The bell hanging atop the church next to my aunt's house still tolls in a minor key when someone dies. Roosters still wake you in the morning. And the summer sun is so hot you still sleep it off at midday before spending the evening outside. All of this is unchanged from that day in 1963 when my 22-year-old mother boarded a boat for a voyage of hope but isolation in America.

But here's what is not sentimental: The people she left behind - their love, their warm embrace, their memories of a beloved sister, aunt, and cousin - have endured, somehow immune to the ravages of time.

There were many examples. Austere octogenarian aunts and uncles melted into baby talk as they babbled with my effervescent little son. Weathered faces lit up at the sight of the crawling rascal. Calloused hands flew through the air delighting the youngster with palamakia - claps.

But the most poignant moment came that final night, in my mother's sister's house, right before we left.

Her husband, an always joyful if dignified sort who had been a favorite of my late father's and, truth be told, of mine, was seated in a room. He was attached to oxygen, as he had been for several years.

When we had first greeted him two weeks earlier, he appeared ghostly, his normally firecracker style subdued by a chronic lung condition that had confined the lifelong farmer indoors.

But after two weeks of being feted by us and his son, who had come down from Athens for an extended visit, my uncle was a different man - full of life, the crackle back in his eyes.

This was the man who had studied Greek army discharge papers I had found in my father's effects and deciphered them to reveal he had been a special-forces soldier in combat. This was the man who had kept my mother's sister laughing for six decades of an otherwise difficult life working the fields. This was an uncle through marriage whom I adored.

For the big goodbye, I offered him reassurance, first in Greek, and then translating for my husband. Stay upbeat, I said, almost issuing an order, as I made sure not to step on his oxygen tube.

My uncle took my hands and issued the longest speech we'd heard from him. The part I most remember involved him smiling wide as he urged my little family, "Na eiste agapimeni."

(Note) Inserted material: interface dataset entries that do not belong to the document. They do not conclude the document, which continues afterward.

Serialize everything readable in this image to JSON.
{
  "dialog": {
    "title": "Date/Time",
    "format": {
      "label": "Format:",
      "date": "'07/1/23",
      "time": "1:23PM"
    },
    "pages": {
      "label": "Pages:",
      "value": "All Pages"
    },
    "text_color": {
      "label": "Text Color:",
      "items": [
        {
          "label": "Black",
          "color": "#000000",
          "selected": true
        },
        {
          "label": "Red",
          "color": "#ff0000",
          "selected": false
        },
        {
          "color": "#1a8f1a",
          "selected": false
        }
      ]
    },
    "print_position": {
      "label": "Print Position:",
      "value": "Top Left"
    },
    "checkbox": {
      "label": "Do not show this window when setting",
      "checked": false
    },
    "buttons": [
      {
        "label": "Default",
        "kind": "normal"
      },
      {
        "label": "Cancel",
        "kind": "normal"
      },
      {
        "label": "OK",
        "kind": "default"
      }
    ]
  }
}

What it means: "Love each other."

His, too, was an order.

A month later, there was news. My uncle was in the hospital, and things looked grim. About a week later, he died.

And so, on this Thanksgiving, I treasure the Asopos olive trees, for they are symbols of familial love that sticks to you - no matter how far the distance between you and those who love you back.